Skip to main content Skip to footer

How to become a porter

You can become a porter in the NHS by applying for vacancies on our recruitment website. 

What is a porter?

Porters work in portering services teams, helping to make sure that equipment, materials, mail, biological samples, and medications are in the right place at the right time.

They also transport patients between hospital wards and departments safely, with care and dignity.

Starting your career as a porter

Choosing subjects at school

To become a porter, you'll need a good standard of education. Useful subjects include:

  • English
  • Maths 
  • Administration and IT

Speak to your guidance teacher about subjects offered at your school.

Workplacements and volunteering

You may find it helpful to get some healthcare experience by doing a work placement or volunteering. You’ll get training, increase your knowledge, and learn new skills. This could help you when applying to university, college or a new job with NHSScotland.

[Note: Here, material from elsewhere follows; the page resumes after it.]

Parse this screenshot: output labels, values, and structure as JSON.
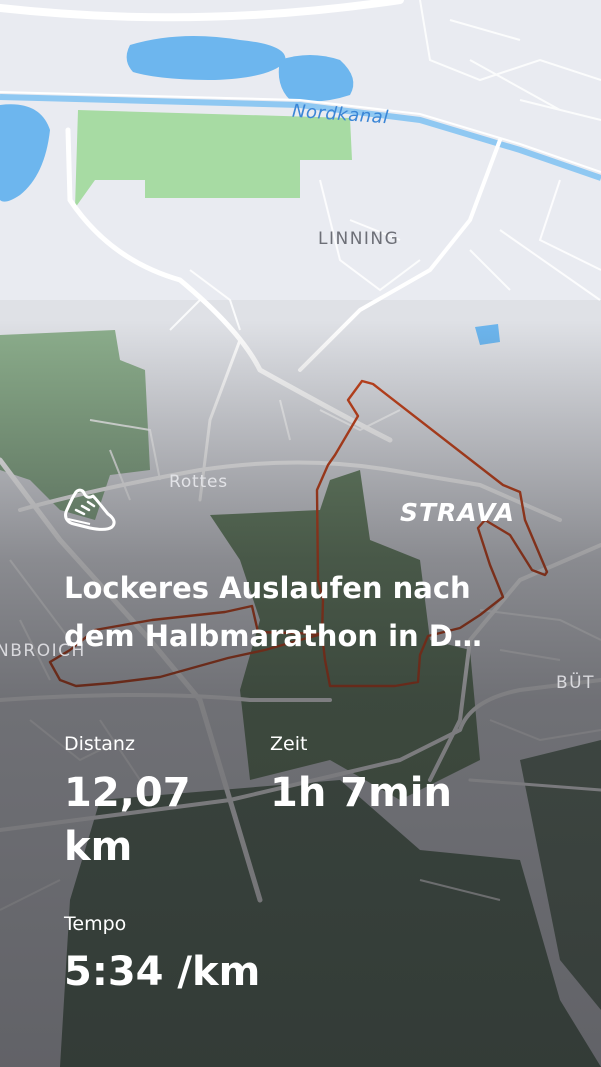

Education and training pathway

Some customer service and healthcare experience, including manual handling skills are useful for a role in portering services.

College courses

If you choose to go to college, you could do the following qualifications to learn some of the skills and knowledge needed for this role:

  • SVQ Customer Service at SCQF level 4
  • SVQ Hospitality Services at SCQF level 4
  • SVQ Facilities Services at SCQF level 5

Course search

Search for college courses on My World of Work.

Get to know the role

As a porter, you'll carry out a wide range of general  tasks so that a high level of service is provided at all times.

Tasks may include: 

  • maintain a safe working environment and report any faults or hazards
  • collect biological samples from hospital wards and deliver them to the laboratory for testing
  • transport patients safely to and from wards and departments
  • collect and deliver medical notes from wards, clinics, and departments
  • collect, sort, and deliver internal and external mail within the hospital site
  • uplift linen from wards and departments so it can be taken to the laundry
  • distribute clean linen to hospital wards and departments
  • collect, deliver, and connect cylinders of medical gases
  • transport deceased patients from wards and departments to the hospital mortuary with dignity and respect
  • move equipment and furniture between departments
  • collect domestic and clinical waste ready for disposal

You'll need these skills:

  • communicating
  • collaborating
  • focussing
  • problem-solving
  • initiative

Porters work with the following: 

  • portering supervisor
  • security officer
  • healthcare support workers
  • nurses
  • domestic assistants
  • external contracters

You could work in: 

  • acute hospitals
  • community hospitals
  • national treatment centres
  • community treatment centres
  • residential homes
  • care homes

Learning and development

Learning specific to your role includes:

  • Porter Workbook
  • health and safety training
  • risk management training
  • ADR Awareness training

Your NHS employer will confirm their training requirements during your induction.

Career progression

Once in the job, there are opportunities to progress. Support is also available to help you develop your skills and encourage you to take qualifications, including:

  • Medical Gas Certificate
  • SVQ Healthcare Support (non-clinical) at SCQF level 6
  • HNC Facilities Management at SCQF level 7

Gaining new qualifications will help you when applying for more senior roles, such as portering supervisor or support services manager.

Navigate page

Explore careers

Explore careers

Discover the skills and qualifications you’ll need for each role and what the work will be like.

Explore careers

Help with recruitment

Discover the skills and qualifications you’ll need for each role and what the work will be like..

Help with recruitment